Cockroaches are among the most commonly managed insect pests within homes and buildings, and many consider them to be the most revolting insects in existence. The four most commonly encountered and widespread cockroach pest species are known as American, German, Oriental, and brown-banded cockroaches. In addition to these species, San Antonio is also home to smokybrown, Asian, Australian, and Surinam cockroach pests. With the exception of a few rare native cockroach species that are considered minor indoor pests, all cockroach pest species in the US are synanthropic, meaning they benefit from living in close association with humans.
In addition to posing a nuisance within homes, cockroach pests are covered in disease pathogens due to their preference for consuming organic waste like feces and rotting food within filthy conditions. For example, the American, Oriental and Australian cockroach species alternate between sewer and indoor habitats where they spread dozens of disease-causing microorganisms. Cockroach pests also spread allergens within homes, which has been shown to contribute to the development of asthma in children. Unlike many insect pests, cockroaches are not known for inflicting bites, but medical professionals and extension entomologists often hear of people sustaining cockroach bites within heavily infested homes.
According to Dr. Phil Nixon, extension adviser/entomologist for the University of Illinois Cooperative Extension Service, not only is it possible for cockroaches to inflict bites on human skin, but there are several documented cases describing such incidents in detail. Since cockroaches are determined to remain near humans where food and shelter are easily accessible, it is in their best interest to avoid drawing attention to themselves within homes. Because of this, cockroaches will not bite active humans, but sleeping humans is another matter.
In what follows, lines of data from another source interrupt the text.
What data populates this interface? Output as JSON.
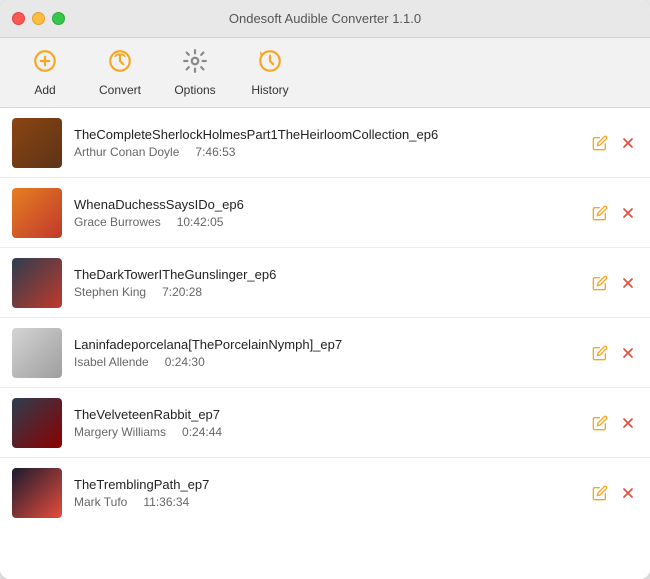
{
  "window": {
    "title": "Ondesoft Audible Converter 1.1.0"
  },
  "toolbar": {
    "buttons": [
      {
        "id": "add",
        "label": "Add",
        "icon": "add"
      },
      {
        "id": "convert",
        "label": "Convert",
        "icon": "convert"
      },
      {
        "id": "options",
        "label": "Options",
        "icon": "options"
      },
      {
        "id": "history",
        "label": "History",
        "icon": "history"
      }
    ]
  },
  "books": [
    {
      "title": "TheCompleteSherlockHolmesPart1TheHeirloomCollection_ep6",
      "author": "Arthur Conan Doyle",
      "duration": "7:46:53",
      "cover_color": "cover-1"
    },
    {
      "title": "WhenaDuchessSaysIDo_ep6",
      "author": "Grace Burrowes",
      "duration": "10:42:05",
      "cover_color": "cover-2"
    },
    {
      "title": "TheDarkTowerITheGunslinger_ep6",
      "author": "Stephen King",
      "duration": "7:20:28",
      "cover_color": "cover-3"
    },
    {
      "title": "Laninfadeporcelana[ThePorcelainNymph]_ep7",
      "author": "Isabel Allende",
      "duration": "0:24:30",
      "cover_color": "cover-4"
    },
    {
      "title": "TheVelveteenRabbit_ep7",
      "author": "Margery Williams",
      "duration": "0:24:44",
      "cover_color": "cover-5"
    },
    {
      "title": "TheTremblingPath_ep7",
      "author": "Mark Tufo",
      "duration": "11:36:34",
      "cover_color": "cover-6"
    }
  ],
  "actions": {
    "edit_icon": "✎",
    "delete_icon": "✕"
  }
}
Cockroaches emerge from their indoor hiding spots at night to seek out food, and while doing so, they sometimes crawl over sleeping humans. Their appetite for dead organic materials knows no bounds, as cockroaches are known for gnawing on eyelashes, dead skin on hands and feet, hair, and fingernails, and children seem to be their favored nighttime snack. It is highly unlikely for a cockroach to bite an open patch of skin, and if they eat eyelashes that are still attached to a person, it is likely because they are after bits of accumulated food particles. Cockroach “bite” incidents are considered out of the ordinary, but there is no easy way to know what the pests get up to when their human cohabitants are fast asleep.
Have you ever woken up at night to find a cockroach on your bed?